#### [WHAT IS REQUIRED]
Given the listing that follows, report all lines in which the string "February" occurs.

#### [DATA]

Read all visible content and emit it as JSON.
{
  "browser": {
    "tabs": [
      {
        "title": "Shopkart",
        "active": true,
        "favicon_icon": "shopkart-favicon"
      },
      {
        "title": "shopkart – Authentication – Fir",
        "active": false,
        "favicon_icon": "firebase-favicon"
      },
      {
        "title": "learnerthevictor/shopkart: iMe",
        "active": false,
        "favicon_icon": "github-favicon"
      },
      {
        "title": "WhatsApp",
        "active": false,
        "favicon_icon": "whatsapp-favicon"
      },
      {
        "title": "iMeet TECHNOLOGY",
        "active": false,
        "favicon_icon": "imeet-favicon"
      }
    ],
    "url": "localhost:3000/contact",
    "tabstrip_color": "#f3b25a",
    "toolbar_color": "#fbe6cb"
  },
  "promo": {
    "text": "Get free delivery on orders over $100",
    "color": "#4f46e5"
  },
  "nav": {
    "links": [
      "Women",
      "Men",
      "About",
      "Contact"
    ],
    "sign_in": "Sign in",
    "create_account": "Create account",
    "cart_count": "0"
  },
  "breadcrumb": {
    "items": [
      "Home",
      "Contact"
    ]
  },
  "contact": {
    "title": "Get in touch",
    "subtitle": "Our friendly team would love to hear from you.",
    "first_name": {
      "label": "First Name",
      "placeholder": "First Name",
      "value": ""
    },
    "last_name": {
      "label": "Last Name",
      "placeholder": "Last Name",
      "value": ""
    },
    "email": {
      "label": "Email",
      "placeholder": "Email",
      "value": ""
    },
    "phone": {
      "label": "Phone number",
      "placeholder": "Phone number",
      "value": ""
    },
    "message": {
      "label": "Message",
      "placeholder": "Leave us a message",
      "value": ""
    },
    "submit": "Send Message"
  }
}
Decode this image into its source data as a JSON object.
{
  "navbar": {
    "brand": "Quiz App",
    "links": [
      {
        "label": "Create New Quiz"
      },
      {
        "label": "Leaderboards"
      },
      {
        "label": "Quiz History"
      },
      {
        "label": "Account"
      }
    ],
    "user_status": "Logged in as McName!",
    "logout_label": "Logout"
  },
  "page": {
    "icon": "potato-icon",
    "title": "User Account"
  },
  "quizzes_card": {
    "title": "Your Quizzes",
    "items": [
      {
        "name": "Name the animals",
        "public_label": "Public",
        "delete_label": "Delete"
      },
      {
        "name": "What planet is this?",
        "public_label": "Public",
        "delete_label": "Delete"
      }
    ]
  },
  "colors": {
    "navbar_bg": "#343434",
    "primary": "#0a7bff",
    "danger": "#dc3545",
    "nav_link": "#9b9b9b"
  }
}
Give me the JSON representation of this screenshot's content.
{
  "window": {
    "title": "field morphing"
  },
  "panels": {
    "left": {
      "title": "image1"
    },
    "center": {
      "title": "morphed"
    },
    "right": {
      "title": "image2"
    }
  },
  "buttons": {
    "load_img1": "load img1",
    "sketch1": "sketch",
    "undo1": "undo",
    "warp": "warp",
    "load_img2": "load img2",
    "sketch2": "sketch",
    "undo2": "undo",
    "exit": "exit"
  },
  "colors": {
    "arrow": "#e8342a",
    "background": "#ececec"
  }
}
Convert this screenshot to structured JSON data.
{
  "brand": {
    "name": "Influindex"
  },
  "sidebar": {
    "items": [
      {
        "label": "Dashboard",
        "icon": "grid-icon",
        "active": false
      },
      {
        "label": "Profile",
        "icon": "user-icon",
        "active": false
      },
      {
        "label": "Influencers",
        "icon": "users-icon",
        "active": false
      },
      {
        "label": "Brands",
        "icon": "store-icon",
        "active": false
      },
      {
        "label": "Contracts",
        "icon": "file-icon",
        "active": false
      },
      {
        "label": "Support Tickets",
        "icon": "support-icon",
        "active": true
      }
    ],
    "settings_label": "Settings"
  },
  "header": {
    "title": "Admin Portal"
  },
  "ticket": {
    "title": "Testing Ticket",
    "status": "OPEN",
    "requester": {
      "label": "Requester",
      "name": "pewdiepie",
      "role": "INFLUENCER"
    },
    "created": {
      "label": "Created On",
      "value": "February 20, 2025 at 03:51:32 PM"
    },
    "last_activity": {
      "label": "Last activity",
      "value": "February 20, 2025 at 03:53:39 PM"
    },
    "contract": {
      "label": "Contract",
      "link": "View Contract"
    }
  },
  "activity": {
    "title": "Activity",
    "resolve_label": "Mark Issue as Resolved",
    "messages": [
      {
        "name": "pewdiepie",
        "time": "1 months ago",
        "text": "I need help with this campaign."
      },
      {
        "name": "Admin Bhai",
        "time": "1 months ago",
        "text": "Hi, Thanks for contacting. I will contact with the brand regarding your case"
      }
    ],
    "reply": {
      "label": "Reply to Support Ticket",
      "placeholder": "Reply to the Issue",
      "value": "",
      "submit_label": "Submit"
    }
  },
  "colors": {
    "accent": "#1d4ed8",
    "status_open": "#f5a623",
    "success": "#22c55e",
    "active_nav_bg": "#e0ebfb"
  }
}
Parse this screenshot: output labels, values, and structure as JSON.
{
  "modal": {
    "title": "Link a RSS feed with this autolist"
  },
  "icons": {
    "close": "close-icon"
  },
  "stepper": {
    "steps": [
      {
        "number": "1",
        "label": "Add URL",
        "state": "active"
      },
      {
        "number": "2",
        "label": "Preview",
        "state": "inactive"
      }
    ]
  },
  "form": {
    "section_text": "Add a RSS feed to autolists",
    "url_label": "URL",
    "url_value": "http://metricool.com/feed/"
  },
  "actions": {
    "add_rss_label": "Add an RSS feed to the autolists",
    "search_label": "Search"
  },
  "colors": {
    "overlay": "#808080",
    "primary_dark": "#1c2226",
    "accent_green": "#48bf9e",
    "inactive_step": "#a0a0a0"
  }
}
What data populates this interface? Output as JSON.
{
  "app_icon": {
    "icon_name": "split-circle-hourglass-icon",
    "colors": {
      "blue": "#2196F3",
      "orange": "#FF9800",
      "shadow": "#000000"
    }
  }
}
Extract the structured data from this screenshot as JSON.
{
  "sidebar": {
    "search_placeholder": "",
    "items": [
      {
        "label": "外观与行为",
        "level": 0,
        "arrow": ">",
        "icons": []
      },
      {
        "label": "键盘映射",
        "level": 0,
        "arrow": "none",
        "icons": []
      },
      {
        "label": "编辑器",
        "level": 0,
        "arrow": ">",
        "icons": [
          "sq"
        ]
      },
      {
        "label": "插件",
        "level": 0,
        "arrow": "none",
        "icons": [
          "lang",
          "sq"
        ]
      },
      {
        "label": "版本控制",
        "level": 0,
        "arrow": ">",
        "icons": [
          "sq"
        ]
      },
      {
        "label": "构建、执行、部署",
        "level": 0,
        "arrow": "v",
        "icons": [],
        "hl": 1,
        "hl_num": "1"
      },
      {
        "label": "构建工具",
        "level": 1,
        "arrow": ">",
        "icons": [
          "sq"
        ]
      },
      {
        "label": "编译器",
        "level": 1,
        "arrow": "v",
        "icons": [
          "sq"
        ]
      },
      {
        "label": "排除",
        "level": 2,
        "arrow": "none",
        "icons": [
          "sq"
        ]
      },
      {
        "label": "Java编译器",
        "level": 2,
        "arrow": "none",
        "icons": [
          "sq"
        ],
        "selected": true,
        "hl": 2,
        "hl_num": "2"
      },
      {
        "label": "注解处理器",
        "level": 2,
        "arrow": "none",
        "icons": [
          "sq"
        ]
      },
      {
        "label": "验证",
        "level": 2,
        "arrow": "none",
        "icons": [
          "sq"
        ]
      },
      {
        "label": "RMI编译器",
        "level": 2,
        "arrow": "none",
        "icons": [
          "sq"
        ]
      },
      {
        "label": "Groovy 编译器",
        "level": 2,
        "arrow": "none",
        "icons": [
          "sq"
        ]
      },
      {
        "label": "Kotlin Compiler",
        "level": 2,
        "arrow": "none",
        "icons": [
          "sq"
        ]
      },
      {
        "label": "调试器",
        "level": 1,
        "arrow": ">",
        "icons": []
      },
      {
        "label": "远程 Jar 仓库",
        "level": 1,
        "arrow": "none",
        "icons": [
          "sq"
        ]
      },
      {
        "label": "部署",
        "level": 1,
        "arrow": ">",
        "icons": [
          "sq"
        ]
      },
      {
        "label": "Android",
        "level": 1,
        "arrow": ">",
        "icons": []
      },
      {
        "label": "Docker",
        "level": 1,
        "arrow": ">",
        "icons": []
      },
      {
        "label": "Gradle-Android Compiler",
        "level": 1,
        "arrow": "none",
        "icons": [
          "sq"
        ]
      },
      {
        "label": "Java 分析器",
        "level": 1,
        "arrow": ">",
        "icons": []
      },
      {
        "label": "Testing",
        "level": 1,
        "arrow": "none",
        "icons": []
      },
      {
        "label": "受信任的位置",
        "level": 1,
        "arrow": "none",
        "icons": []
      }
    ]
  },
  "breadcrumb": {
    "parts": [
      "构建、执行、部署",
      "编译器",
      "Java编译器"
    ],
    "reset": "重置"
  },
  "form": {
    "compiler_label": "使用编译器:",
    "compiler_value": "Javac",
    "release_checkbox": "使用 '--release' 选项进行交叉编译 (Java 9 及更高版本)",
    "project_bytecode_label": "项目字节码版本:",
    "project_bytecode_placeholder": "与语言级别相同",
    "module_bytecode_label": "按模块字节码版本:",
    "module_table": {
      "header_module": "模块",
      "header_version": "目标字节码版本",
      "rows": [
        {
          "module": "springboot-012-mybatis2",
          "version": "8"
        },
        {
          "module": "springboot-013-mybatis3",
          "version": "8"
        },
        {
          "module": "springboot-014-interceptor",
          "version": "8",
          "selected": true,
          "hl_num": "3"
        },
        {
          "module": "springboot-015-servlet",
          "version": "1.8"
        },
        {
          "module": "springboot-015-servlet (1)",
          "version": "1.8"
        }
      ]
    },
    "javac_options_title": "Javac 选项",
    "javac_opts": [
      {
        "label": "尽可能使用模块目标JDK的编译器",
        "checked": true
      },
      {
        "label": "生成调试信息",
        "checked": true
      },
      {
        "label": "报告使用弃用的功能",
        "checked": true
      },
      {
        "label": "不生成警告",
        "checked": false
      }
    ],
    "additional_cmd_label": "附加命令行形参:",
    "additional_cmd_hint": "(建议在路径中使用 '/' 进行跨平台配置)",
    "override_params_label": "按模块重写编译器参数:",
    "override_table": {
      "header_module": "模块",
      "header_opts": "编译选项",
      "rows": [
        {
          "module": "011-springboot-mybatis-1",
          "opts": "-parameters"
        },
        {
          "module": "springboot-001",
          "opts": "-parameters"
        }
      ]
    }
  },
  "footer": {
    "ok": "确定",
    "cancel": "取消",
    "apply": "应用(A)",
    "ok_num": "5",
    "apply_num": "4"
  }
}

#### [RESPONSE AREA]
      "value": "February 20, 2025 at 03:51:32 PM"
      "value": "February 20, 2025 at 03:53:39 PM"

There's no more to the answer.